Text Susan Jung / Photography Jonathan Wong / Styling Nellie Ming Lee
The first time I tasted 'nduja was when I was interviewing New York chef Mario Batali, when he was in Hong Kong for the opening of Lupa restaurant in Central. He spread the soft, spicy cured pork sausage from Calabria, Italy, on a piece of bread and told me, "it's kind of spicy", which turned out to be an understatement - "fiery" wouldn't be far off the mark. The sausage can be difficult to find in Hong Kong - so far, the only place I've been able to buy it is from online Italian-products delivery service Buonissimo (buonissimo.hk). On the plus side, a little goes a long way.
Pasta with 'nduja, tomatoes, mascarpone and shaved pecorino
I add a spoonful of mascarpone to this dish because its cool creaminess tempers the spicy flavour of the 'nduja.
225 grams pasta, preferably a rolled type such as garganelli or strozzapreti
10ml cooking oil
1-2 shallots, halved then thinly sliced

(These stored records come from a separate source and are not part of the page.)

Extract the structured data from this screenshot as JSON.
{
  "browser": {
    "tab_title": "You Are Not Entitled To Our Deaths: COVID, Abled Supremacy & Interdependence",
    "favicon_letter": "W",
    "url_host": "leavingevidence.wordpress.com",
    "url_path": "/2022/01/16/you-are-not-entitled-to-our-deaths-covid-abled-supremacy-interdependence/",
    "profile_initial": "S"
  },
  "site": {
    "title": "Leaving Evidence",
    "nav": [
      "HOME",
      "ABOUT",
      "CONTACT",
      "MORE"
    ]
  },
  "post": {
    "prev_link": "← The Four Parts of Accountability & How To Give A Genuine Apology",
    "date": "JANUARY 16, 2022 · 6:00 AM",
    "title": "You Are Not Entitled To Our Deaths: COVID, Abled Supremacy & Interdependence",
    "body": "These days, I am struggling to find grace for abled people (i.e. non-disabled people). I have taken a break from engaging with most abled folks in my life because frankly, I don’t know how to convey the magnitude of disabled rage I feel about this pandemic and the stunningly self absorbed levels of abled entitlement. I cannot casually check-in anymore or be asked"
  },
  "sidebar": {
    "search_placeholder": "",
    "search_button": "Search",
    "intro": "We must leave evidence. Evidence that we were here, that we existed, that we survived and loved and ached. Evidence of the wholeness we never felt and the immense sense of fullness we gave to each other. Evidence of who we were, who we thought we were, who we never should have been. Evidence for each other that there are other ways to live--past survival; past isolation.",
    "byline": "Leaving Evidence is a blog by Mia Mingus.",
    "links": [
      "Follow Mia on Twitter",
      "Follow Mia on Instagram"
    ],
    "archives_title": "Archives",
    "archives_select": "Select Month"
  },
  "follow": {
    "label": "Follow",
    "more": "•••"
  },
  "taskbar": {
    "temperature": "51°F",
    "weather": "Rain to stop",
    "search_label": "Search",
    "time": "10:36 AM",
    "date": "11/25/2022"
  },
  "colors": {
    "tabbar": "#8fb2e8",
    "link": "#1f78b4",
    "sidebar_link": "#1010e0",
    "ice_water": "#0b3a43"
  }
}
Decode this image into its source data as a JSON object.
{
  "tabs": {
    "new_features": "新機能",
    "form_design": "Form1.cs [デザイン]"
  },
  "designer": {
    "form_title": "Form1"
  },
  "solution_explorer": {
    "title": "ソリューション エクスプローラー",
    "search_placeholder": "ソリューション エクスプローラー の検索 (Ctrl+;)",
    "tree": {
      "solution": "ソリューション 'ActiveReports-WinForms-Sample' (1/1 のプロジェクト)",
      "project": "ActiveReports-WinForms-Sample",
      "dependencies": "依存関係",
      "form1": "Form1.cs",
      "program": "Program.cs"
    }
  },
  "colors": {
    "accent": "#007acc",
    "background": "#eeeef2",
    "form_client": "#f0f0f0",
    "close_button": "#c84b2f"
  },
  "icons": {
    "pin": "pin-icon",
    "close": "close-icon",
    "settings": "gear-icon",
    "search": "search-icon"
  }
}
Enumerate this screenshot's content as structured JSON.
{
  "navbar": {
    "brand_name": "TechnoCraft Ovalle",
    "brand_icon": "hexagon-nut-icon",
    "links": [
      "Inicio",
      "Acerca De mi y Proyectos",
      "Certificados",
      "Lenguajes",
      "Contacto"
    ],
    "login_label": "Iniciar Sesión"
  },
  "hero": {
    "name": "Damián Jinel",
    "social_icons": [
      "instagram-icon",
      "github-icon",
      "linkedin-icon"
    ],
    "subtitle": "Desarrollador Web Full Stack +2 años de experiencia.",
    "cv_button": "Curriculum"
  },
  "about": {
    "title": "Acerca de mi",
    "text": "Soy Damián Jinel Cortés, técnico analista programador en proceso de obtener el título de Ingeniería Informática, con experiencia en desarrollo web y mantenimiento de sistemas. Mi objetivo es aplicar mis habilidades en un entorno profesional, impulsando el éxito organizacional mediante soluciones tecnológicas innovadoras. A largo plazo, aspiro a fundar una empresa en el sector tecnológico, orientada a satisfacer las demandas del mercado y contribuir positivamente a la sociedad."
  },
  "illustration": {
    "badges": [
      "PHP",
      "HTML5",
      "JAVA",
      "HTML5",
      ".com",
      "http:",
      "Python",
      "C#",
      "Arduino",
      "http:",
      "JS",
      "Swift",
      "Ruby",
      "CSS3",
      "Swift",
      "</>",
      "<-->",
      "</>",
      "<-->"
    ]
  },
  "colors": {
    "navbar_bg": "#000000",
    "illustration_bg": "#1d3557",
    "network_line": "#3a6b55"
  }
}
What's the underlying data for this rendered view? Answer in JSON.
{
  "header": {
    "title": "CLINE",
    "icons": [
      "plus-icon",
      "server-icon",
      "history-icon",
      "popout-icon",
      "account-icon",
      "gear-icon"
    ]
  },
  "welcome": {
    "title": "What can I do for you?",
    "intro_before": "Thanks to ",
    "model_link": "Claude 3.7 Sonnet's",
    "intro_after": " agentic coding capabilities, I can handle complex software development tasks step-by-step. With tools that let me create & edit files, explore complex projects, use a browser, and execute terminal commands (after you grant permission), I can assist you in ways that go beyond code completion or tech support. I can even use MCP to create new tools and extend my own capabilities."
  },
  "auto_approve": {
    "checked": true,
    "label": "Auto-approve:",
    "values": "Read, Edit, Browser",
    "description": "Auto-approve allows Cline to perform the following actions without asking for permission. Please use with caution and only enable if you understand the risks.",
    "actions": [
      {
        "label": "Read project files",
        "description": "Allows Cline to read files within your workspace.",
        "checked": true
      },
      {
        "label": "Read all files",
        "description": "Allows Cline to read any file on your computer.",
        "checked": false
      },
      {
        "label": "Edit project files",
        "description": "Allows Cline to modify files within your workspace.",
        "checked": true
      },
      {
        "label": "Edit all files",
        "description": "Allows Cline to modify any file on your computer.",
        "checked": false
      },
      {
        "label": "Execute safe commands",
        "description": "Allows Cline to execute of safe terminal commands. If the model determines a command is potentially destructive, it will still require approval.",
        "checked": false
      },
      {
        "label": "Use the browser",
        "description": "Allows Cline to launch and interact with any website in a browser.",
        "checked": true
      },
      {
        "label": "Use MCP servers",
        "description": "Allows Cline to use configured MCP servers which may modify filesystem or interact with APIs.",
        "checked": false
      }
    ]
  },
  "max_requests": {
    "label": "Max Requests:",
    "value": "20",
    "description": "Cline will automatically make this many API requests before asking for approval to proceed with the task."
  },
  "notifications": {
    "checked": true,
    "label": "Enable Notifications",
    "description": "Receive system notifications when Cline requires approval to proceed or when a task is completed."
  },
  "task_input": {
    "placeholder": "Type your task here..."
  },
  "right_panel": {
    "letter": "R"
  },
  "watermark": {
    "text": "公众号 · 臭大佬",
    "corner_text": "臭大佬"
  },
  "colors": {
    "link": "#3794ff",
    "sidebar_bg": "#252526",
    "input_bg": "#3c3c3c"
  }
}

160 grams small tomatoes, preferably yellow or orange, halved
About 75 grams 'nduja
About 45 grams mascarpone
Pecorino, in one piece
Fresh basil leaves
Fine sea salt, as needed
Bring a large pot of heavily salted water to the boil, add the pasta and cook until al dente.
While the pasta is cooking, make the sauce. Heat the oil over a low flame in a skillet, add the shallot and cook until soft. Stir in the 'nduja, then add the tomatoes and season to taste with salt. Increase the heat, cover the pan and cook until the tomatoes start to soften and give off their juices. Stir the ingredients until the tomatoes have shrivelled slightly, then turn the flame to low and add the mascarpone. Mix gently to combine; do not heat the ingredients too much or the mascarpone might curdle. As soon as the pasta is cooked, drain it but do not rinse it; add it immediately to the skillet and stir to coat the pasta with the sauce. Taste the sauce and stir in more 'nduja, if desired. Divide the ingredients between two pasta bowls and shave some pecorino over each portion. Top with a few basil leaves, then serve.
Peppers, onions and garlic with 'nduja
These spicy peppers can be used to top thickly sliced toasted bread for bruschetta, combined with leftover roast chicken, pork or beef as a filling for a sandwich or heated and served with a fried or poached egg.
200ml olive oil, or more as needed
6 large red, orange or yellow bell peppers, or a mixture of colours
12 cloves (or more) of garlic
About 75 grams 'nduja
Fine sea salt, as needed
A little granulated sugar
Trim the tops and bottoms from the bell peppers and remove the cores and seeds. Slice the peppers into strips about 5mm thick. Halve the onions and slice them about 5mm thick. Thinly slice the garlic cloves.
Heat the olive oil over a medium flame in a large, wide pot. Add the onion, pepper and garlic and heat until they start to sizzle, stirring often. If needed, add more olive oil so the vegetables are well coated and swimming slightly. Turn the heat to low and cook the ingredients gently - they shouldn't fry in the oil; they need to cook slowly so they become soft and sweet. After about 30 minutes, stir in the 'nduja and season with a little salt. Continue to cook until the peppers and onions are very tender but not falling apart. Taste the ingredients and add more 'nduja, if desired, as well as a little sugar (which balances the heat). Cool the ingredients then put them into glass jars. The peppers and onions should be completely submerged in olive oil; if needed, add more to the jars. Cover the jars with the lids and put them in the fridge. This keeps them for a couple of weeks. After the peppers and onions are eaten, the leftover olive oil can be used for salad dressings, or to sauté vegetables and meats.
Shrimp and squid with 'nduja and garlic
120ml olive oil
12 fresh shrimp, with bodies about 6cm in length
6 squid, with bodies about 5cm in length
6 garlic cloves
About 50 grams 'nduja
Fine sea salt
Remove the heads from the shrimp, but leave the shells on. Cut the shrimp down the back through the shell with a very sharp knife and remove the vein. Clean the squid by pulling the heads and tentacles from the bodies. Clean out each body cavity, removing the guts and the clear quills. Pull the skin from the cavities, then rinse thoroughly inside and out. Cut the bodies into rings about 5mm thick and turn them inside out (this helps them to stay round when they're cooked). Trim off and discard the heads from the tentacles. Dry the squid rings and tentacles with paper towels.
Slice the garlic and put it into a skillet with the olive oil. Heat over a low flame until the garlic starts to take on a little colour. Increase the heat and stir in the 'nduja. Add the shrimp and cook for about a minute, then add the squid pieces and a sprinkling of fine salt. Sauté until the seafood is just cooked, then transfer the ingredients to a serving dish. Serve with plenty of crusty bread and lots of napkins.